▶ Exercise brief
From the entries below, please gather each line containing the string "Company".

(Records from a data collection)
------------

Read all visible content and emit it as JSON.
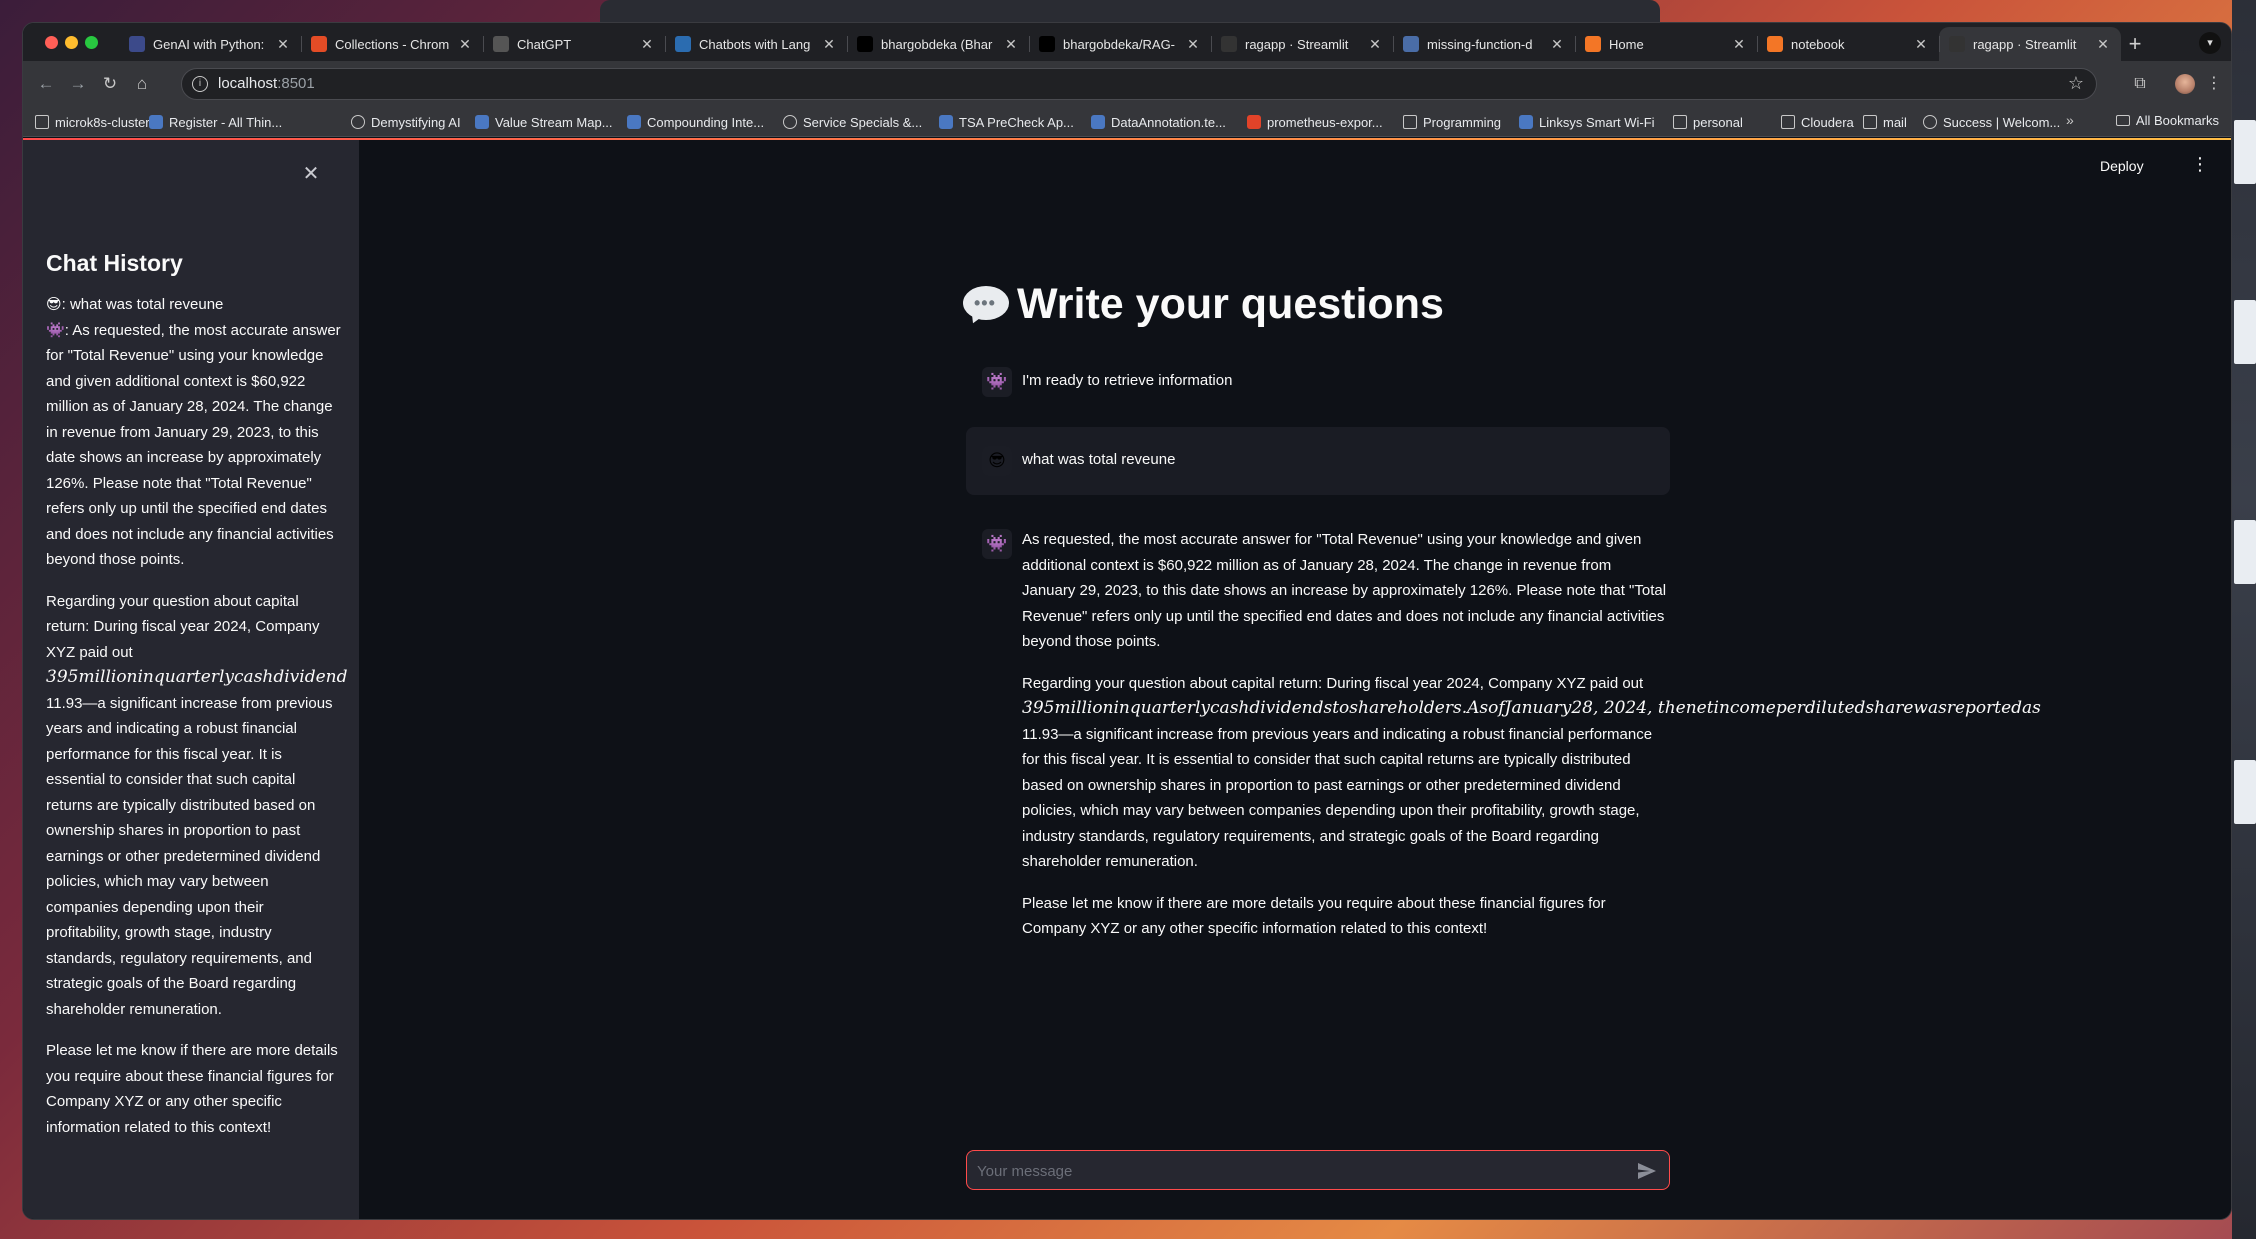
{
  "browser": {
    "tabs": [
      {
        "label": "GenAI with Python:",
        "icon": "genai-icon",
        "color": "#3c4a8a"
      },
      {
        "label": "Collections - Chrom",
        "icon": "collections-icon",
        "color": "#e34c26"
      },
      {
        "label": "ChatGPT",
        "icon": "chatgpt-icon",
        "color": "#555"
      },
      {
        "label": "Chatbots with Lang",
        "icon": "langchain-icon",
        "color": "#2b6cb0"
      },
      {
        "label": "bhargobdeka (Bhar",
        "icon": "github-icon",
        "color": "#000"
      },
      {
        "label": "bhargobdeka/RAG-",
        "icon": "github-icon",
        "color": "#000"
      },
      {
        "label": "ragapp · Streamlit",
        "icon": "streamlit-icon",
        "color": "#333"
      },
      {
        "label": "missing-function-d",
        "icon": "doc-icon",
        "color": "#4a6da7"
      },
      {
        "label": "Home",
        "icon": "jupyter-icon",
        "color": "#f37626"
      },
      {
        "label": "notebook",
        "icon": "notebook-icon",
        "color": "#f37626"
      },
      {
        "label": "ragapp · Streamlit",
        "icon": "streamlit-icon",
        "color": "#333"
      }
    ],
    "url_host": "localhost",
    "url_port": ":8501",
    "bookmarks": [
      {
        "label": "microk8s-cluster",
        "icon": "folder"
      },
      {
        "label": "Register - All Thin...",
        "icon": "site"
      },
      {
        "label": "Demystifying AI",
        "icon": "globe"
      },
      {
        "label": "Value Stream Map...",
        "icon": "site"
      },
      {
        "label": "Compounding Inte...",
        "icon": "site"
      },
      {
        "label": "Service Specials &...",
        "icon": "globe"
      },
      {
        "label": "TSA PreCheck Ap...",
        "icon": "site"
      },
      {
        "label": "DataAnnotation.te...",
        "icon": "site"
      },
      {
        "label": "prometheus-expor...",
        "icon": "gitlab"
      },
      {
        "label": "Programming",
        "icon": "folder"
      },
      {
        "label": "Linksys Smart Wi-Fi",
        "icon": "site"
      },
      {
        "label": "personal",
        "icon": "folder"
      },
      {
        "label": "Cloudera",
        "icon": "folder"
      },
      {
        "label": "mail",
        "icon": "folder"
      },
      {
        "label": "Success | Welcom...",
        "icon": "globe"
      }
    ],
    "all_bookmarks": "All Bookmarks"
  },
  "sidebar": {
    "title": "Chat History",
    "entries": {
      "user_emoji": "😎",
      "user_text": ": what was total reveune",
      "bot_emoji": "👾",
      "bot_p1": ": As requested, the most accurate answer for \"Total Revenue\" using your knowledge and given additional context is $60,922 million as of January 28, 2024. The change in revenue from January 29, 2023, to this date shows an increase by approximately 126%. Please note that \"Total Revenue\" refers only up until the specified end dates and does not include any financial activities beyond those points.",
      "bot_p2_a": "Regarding your question about capital return: During fiscal year 2024, Company XYZ paid out",
      "bot_p2_math": "395millioninquarterlycashdividend",
      "bot_p2_b": "11.93—a significant increase from previous years and indicating a robust financial performance for this fiscal year. It is essential to consider that such capital returns are typically distributed based on ownership shares in proportion to past earnings or other predetermined dividend policies, which may vary between companies depending upon their profitability, growth stage, industry standards, regulatory requirements, and strategic goals of the Board regarding shareholder remuneration.",
      "bot_p3": "Please let me know if there are more details you require about these financial figures for Company XYZ or any other specific information related to this context!"
    }
  },
  "header": {
    "deploy_label": "Deploy"
  },
  "main": {
    "title": "Write your questions",
    "messages": {
      "m1": {
        "avatar": "👾",
        "text": "I'm ready to retrieve information"
      },
      "m2": {
        "avatar": "😎",
        "text": "what was total reveune"
      },
      "m3": {
        "avatar": "👾",
        "p1": "As requested, the most accurate answer for \"Total Revenue\" using your knowledge and given additional context is $60,922 million as of January 28, 2024. The change in revenue from January 29, 2023, to this date shows an increase by approximately 126%. Please note that \"Total Revenue\" refers only up until the specified end dates and does not include any financial activities beyond those points.",
        "p2_a": "Regarding your question about capital return: During fiscal year 2024, Company XYZ paid out",
        "p2_math": "395millioninquarterlycashdividendstoshareholders.AsofJanuary28, 2024, thenetincomeperdilutedsharewasreportedas",
        "p2_b": "11.93—a significant increase from previous years and indicating a robust financial performance for this fiscal year. It is essential to consider that such capital returns are typically distributed based on ownership shares in proportion to past earnings or other predetermined dividend policies, which may vary between companies depending upon their profitability, growth stage, industry standards, regulatory requirements, and strategic goals of the Board regarding shareholder remuneration.",
        "p3": "Please let me know if there are more details you require about these financial figures for Company XYZ or any other specific information related to this context!"
      }
    },
    "input_placeholder": "Your message"
  },
  "colors": {
    "accent": "#ff4b4b",
    "background": "#0e1117",
    "sidebar": "#262730"
  }
}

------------

▶ Response to the task
      "bot_p2_a": "Regarding your question about capital return: During fiscal year 2024, Company XYZ paid out",
      "bot_p3": "Please let me know if there are more details you require about these financial figures for Company XYZ or any other specific information related to this context!"
        "p2_a": "Regarding your question about capital return: During fiscal year 2024, Company XYZ paid out",
        "p3": "Please let me know if there are more details you require about these financial figures for Company XYZ or any other specific information related to this context!"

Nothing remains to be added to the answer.